Look for "Attending" in each line of the records, and copy the lines that have it.

App and web page records:
__________

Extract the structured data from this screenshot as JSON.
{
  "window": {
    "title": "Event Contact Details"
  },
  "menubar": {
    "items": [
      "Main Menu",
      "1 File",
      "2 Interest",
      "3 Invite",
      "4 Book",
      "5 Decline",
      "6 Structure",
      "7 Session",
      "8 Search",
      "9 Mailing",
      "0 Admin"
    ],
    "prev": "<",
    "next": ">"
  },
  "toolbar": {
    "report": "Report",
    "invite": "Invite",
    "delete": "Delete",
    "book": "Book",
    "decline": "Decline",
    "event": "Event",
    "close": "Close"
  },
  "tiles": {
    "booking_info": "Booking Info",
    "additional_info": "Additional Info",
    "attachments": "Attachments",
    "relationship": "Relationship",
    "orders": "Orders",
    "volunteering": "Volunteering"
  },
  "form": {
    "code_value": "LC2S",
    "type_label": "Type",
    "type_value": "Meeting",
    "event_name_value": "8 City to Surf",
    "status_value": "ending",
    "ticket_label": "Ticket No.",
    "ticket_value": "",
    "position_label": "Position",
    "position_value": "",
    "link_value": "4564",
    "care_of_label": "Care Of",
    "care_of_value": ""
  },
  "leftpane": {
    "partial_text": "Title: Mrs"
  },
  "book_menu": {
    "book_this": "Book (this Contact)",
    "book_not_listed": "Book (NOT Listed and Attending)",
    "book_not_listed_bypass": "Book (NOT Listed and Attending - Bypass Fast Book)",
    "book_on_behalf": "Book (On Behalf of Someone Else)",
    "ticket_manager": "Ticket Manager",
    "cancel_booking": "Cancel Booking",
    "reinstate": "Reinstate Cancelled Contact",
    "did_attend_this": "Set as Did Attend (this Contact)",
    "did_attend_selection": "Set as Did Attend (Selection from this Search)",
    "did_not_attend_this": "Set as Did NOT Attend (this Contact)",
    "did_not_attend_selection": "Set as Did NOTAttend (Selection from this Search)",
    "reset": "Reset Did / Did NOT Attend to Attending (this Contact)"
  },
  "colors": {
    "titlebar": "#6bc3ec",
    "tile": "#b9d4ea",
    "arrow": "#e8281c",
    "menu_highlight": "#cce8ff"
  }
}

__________

Solution to this exercise:
    "book_not_listed": "Book (NOT Listed and Attending)",
    "book_not_listed_bypass": "Book (NOT Listed and Attending - Bypass Fast Book)",
    "reset": "Reset Did / Did NOT Attend to Attending (this Contact)"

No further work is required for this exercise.